→ **DATA UNDER STUDY**
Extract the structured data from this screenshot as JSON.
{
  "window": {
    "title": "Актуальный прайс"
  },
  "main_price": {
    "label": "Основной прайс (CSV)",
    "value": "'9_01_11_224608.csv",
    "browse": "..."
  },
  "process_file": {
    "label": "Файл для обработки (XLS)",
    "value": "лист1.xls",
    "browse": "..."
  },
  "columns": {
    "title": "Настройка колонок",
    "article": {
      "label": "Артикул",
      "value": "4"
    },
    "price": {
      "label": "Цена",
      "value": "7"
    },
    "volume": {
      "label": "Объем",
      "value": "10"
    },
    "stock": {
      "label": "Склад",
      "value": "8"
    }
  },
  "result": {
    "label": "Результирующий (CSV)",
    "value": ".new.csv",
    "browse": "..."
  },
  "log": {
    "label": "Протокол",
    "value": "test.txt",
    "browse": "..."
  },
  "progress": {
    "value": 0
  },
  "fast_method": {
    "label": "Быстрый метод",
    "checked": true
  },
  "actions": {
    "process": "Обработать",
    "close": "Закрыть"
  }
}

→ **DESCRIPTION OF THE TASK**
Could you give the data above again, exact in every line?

→ **EXERCISE RESULT**
Extract the structured data from this screenshot as JSON.
{
  "window": {
    "title": "Актуальный прайс"
  },
  "main_price": {
    "label": "Основной прайс (CSV)",
    "value": "'9_01_11_224608.csv",
    "browse": "..."
  },
  "process_file": {
    "label": "Файл для обработки (XLS)",
    "value": "лист1.xls",
    "browse": "..."
  },
  "columns": {
    "title": "Настройка колонок",
    "article": {
      "label": "Артикул",
      "value": "4"
    },
    "price": {
      "label": "Цена",
      "value": "7"
    },
    "volume": {
      "label": "Объем",
      "value": "10"
    },
    "stock": {
      "label": "Склад",
      "value": "8"
    }
  },
  "result": {
    "label": "Результирующий (CSV)",
    "value": ".new.csv",
    "browse": "..."
  },
  "log": {
    "label": "Протокол",
    "value": "test.txt",
    "browse": "..."
  },
  "progress": {
    "value": 0
  },
  "fast_method": {
    "label": "Быстрый метод",
    "checked": true
  },
  "actions": {
    "process": "Обработать",
    "close": "Закрыть"
  }
}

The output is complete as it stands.